CES: What is a MID?
If you’re staying up to date with technology or trying to anyway, you’re probably aware the Internet Telephony is becoming bigger and bigger with more people signing up to Voice Over IP plans for their home. Considering that wireless access will get bigger and bigger over the next few years in and around cities, Mobile Internet Devices will allow you to use the wireless access to make phone calls. So there goes your mobile phone and since the MID is a computer, you can probably kiss your laptop goodbye for making your way through the course of a day.
If you happened to grab a copy of MX a couple of days ago (if your city has it), you might have seen the Skype article citing something called an MID. I was actually talking to my Dad about this earlier today and we agreed that most people probably have no idea what it is.
You’re going to start seeing a lot of Mobile Internet Devices, too. CES is certainly the grounds to start introducing them so we’re going to look at some which will hit the market later this year and going into the next. For more information on a MID, here’s the Wiki entry.Let’s check out some of these Mobile Internet Devices set to rock your world. First up, we’ll look at some running the Linux operating system. Devices like the Aigo MID may look a lot like the iPhone but instead of housing a cellular connection, you’ll be able to connect to wireless network and communicate using a touchscreen computer. Web browsing facilities like Firefox are at your fingertips as is Thunderbird for email and just about anything Linux can run. Pushing the Linux-run field a bit further, Intel are really reaching for the future with this beautiful examples of what you might be using a year or two from now. Running on the new Silverthorne chip, this is about as stylish and science-fiction as it gets. Now some people might not be into the Linux scene, so if you’re not some of these Mobile Internet Devices will actually run Windows.

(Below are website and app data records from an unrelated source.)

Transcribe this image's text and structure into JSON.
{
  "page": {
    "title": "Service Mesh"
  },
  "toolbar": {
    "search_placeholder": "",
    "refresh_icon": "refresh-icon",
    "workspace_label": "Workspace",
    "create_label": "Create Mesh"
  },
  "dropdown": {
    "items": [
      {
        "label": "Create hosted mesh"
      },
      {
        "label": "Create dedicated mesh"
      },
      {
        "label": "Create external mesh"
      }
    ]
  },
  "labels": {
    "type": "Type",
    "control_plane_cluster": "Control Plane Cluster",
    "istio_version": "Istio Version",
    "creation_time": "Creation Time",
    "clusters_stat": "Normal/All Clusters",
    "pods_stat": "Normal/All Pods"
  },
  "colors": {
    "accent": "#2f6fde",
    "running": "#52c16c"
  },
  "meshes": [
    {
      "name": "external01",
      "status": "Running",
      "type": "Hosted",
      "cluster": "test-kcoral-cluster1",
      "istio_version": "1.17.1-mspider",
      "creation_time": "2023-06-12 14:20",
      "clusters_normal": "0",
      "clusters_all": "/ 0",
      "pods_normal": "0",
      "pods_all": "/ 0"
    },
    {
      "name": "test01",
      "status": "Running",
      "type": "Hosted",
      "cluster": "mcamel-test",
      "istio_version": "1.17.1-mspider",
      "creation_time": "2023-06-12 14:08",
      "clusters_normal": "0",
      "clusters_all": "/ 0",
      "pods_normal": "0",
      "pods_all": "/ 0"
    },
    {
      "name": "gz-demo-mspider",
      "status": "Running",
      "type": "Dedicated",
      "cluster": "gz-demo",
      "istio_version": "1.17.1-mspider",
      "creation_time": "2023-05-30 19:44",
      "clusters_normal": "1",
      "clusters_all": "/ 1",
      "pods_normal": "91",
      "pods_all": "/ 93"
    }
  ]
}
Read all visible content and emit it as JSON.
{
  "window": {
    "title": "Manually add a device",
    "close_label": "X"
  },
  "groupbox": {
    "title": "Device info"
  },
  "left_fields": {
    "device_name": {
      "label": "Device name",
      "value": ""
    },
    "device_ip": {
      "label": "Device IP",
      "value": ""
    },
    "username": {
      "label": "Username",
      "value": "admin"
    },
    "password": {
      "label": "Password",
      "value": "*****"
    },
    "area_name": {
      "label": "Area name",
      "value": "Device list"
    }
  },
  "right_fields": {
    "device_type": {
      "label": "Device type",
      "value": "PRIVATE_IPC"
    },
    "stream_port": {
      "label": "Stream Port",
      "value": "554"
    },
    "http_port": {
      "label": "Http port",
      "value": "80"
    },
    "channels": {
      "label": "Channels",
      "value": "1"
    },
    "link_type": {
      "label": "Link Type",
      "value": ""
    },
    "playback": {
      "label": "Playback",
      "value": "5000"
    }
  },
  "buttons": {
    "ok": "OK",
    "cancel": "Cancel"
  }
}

Included in this batch are computer giants Asus who have the R50A, a mobile internet device that runs a mini version of Windows Vista with a 4.8 inch screen, built-in GPS, webcam, microphone, a 3G and 3.5G connection, and even a TV tuner. If this plays as nicely as the specs sound, I’ll want one too. It’s like carrying around your desktop… but not.Taking the Windows-run MID to a different place is Digifriends who are going to allow you to purchase peripherals that you can attach to the MID do more. Modules like a hard drive, keyboard, and a gamepad will snap on to the device expanding just what it can do. So there’s your MID explanation. Now whenever you see the term MID in relation to technology, you’ll have a clue that the three-letter acronym is on about and how it just might replace your mobile phone. Source: Engadget